* [Exercise objective]
Whichever lines include the word "snap", copy them as they appear in the data.

- Opening Delimiter -

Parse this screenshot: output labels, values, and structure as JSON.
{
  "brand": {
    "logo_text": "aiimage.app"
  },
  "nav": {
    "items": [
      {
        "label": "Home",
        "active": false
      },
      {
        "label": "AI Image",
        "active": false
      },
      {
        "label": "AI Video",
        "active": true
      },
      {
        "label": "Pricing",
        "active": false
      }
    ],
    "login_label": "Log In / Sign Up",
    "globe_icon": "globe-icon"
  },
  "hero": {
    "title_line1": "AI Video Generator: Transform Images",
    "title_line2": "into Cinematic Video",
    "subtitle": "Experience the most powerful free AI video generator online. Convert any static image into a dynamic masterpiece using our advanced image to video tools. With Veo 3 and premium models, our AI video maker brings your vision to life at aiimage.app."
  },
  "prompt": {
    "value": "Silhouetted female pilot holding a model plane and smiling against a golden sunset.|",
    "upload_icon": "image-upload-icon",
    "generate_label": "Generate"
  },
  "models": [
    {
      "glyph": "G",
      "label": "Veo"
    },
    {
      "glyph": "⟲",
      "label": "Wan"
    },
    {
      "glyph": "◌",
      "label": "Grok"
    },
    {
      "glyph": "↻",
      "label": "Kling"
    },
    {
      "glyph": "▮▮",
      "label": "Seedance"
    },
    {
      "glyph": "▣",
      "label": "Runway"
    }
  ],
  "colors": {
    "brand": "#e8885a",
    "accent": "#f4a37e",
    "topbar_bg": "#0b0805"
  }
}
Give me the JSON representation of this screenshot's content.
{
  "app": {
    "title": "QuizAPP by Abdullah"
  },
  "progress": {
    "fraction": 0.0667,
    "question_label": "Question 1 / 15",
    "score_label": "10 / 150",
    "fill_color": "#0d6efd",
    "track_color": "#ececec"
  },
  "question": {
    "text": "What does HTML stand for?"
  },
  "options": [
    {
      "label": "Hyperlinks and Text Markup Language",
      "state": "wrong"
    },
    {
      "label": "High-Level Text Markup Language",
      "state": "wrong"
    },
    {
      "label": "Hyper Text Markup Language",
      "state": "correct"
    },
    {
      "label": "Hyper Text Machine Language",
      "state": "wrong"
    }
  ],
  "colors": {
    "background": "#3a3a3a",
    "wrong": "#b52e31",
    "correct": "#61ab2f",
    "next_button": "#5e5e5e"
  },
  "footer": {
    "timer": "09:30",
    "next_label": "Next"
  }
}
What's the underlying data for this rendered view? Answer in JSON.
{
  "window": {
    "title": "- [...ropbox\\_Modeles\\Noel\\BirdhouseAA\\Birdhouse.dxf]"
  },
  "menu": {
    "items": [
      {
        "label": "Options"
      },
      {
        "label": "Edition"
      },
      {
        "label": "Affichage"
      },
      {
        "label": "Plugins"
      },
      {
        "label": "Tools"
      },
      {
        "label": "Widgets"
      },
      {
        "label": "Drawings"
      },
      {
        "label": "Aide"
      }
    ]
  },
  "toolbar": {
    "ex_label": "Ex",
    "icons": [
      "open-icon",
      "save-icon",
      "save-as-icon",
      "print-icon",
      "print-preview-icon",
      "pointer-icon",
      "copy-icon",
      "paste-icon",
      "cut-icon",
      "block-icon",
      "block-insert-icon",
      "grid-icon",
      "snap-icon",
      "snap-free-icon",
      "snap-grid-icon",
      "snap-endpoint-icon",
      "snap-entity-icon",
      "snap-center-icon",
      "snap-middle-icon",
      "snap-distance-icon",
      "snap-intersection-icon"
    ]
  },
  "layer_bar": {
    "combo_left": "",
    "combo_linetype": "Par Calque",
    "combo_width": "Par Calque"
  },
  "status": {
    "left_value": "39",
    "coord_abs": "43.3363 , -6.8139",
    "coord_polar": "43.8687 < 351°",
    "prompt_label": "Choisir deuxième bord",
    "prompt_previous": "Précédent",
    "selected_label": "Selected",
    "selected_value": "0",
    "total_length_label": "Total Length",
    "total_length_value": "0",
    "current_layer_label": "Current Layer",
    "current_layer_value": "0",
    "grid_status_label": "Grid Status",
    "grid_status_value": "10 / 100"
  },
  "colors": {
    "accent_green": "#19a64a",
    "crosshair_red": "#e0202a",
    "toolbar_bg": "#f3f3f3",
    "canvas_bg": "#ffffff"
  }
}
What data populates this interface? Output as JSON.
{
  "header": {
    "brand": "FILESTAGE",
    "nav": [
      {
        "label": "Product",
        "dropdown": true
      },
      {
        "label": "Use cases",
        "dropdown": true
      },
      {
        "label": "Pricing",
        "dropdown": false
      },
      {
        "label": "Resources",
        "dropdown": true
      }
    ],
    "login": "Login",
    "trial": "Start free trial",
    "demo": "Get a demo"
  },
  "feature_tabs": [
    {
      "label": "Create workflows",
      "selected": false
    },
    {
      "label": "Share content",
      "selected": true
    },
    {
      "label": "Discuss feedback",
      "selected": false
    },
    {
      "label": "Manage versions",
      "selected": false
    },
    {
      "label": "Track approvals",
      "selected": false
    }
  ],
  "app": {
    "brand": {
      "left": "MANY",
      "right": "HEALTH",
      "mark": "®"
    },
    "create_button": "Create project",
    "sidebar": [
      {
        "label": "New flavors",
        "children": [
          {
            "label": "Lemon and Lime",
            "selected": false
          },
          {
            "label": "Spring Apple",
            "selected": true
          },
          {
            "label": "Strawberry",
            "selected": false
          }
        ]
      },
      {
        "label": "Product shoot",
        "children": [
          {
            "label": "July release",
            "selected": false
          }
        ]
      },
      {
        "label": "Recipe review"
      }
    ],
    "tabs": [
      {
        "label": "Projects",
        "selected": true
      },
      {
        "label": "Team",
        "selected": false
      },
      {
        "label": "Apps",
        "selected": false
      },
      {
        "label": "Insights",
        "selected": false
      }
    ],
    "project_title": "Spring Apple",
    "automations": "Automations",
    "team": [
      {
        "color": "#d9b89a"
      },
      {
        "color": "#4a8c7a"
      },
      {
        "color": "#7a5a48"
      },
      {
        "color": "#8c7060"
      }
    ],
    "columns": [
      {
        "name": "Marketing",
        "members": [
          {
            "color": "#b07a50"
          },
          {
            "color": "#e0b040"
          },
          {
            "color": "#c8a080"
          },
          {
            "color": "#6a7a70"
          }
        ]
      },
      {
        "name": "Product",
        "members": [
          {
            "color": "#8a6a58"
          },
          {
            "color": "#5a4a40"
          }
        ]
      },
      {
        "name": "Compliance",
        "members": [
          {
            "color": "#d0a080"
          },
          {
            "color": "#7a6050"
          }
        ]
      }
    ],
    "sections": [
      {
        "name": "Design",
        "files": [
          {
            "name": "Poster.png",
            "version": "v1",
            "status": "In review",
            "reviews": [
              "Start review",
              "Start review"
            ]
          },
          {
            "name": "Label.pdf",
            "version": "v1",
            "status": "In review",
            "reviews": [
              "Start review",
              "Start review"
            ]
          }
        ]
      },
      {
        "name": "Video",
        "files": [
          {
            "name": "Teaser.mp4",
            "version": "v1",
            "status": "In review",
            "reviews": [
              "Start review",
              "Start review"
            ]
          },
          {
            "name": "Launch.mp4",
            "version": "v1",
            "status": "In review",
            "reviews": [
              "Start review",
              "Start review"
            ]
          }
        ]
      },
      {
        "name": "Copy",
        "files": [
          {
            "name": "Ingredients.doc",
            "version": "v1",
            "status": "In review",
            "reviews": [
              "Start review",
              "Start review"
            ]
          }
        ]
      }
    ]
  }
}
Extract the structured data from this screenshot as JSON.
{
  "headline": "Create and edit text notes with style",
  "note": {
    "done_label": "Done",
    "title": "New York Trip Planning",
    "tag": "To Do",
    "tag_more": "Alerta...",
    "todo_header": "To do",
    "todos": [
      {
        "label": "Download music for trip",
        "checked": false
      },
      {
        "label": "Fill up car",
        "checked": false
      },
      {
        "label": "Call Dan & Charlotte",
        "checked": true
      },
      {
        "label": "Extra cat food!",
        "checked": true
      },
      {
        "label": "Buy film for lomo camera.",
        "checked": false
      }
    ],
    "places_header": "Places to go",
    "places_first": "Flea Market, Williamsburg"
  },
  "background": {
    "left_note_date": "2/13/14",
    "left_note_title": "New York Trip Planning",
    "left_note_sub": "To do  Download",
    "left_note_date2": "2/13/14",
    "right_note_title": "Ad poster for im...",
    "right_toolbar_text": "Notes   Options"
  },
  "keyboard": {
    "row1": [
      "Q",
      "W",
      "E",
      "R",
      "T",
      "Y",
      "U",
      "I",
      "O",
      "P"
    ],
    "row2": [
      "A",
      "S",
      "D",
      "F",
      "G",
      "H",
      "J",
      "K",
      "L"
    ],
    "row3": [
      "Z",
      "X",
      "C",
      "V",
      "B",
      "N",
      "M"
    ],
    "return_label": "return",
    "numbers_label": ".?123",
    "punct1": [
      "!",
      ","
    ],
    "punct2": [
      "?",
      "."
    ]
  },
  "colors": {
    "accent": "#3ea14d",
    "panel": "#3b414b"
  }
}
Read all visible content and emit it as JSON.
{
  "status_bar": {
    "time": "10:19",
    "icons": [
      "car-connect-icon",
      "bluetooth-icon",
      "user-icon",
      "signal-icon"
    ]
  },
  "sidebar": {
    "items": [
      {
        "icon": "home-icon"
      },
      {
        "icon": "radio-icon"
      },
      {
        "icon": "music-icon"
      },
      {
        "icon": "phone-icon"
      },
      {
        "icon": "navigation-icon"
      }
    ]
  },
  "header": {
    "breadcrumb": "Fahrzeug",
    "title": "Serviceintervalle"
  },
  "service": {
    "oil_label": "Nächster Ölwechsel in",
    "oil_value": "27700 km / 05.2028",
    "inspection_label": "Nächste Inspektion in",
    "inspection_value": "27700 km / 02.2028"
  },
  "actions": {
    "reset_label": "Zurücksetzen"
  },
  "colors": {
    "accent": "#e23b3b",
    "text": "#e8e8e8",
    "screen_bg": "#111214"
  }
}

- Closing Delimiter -

* [Response]
      "snap-icon",
      "snap-free-icon",
      "snap-grid-icon",
      "snap-endpoint-icon",
      "snap-entity-icon",
      "snap-center-icon",
      "snap-middle-icon",
      "snap-distance-icon",
      "snap-intersection-icon"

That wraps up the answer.